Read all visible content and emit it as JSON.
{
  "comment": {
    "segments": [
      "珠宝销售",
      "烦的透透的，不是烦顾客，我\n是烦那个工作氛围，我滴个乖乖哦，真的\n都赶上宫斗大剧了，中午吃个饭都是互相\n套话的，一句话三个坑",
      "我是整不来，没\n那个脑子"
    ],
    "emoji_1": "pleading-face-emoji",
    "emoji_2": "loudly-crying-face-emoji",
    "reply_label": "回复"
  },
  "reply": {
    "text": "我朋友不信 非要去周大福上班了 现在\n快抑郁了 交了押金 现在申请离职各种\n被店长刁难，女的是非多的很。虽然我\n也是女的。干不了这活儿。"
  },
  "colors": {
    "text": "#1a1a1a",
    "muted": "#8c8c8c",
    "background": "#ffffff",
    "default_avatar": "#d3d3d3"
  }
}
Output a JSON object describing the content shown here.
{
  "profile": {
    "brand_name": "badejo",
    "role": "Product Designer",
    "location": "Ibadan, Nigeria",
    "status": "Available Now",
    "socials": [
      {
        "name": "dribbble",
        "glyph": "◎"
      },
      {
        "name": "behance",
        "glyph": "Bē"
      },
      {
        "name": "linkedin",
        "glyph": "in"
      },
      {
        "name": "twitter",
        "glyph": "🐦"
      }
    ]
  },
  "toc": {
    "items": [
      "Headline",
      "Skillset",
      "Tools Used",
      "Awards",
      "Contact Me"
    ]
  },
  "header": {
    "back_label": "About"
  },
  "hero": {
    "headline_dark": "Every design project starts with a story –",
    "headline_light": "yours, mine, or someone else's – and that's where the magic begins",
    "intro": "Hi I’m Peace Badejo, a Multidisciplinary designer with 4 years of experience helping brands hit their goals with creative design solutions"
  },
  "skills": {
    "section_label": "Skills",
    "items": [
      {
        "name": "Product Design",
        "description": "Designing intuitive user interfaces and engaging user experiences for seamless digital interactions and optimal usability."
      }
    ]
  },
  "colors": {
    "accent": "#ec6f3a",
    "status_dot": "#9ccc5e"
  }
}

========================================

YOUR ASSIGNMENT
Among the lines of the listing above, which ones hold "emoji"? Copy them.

TASK SOLUTION
    "emoji_1": "pleading-face-emoji",
    "emoji_2": "loudly-crying-face-emoji",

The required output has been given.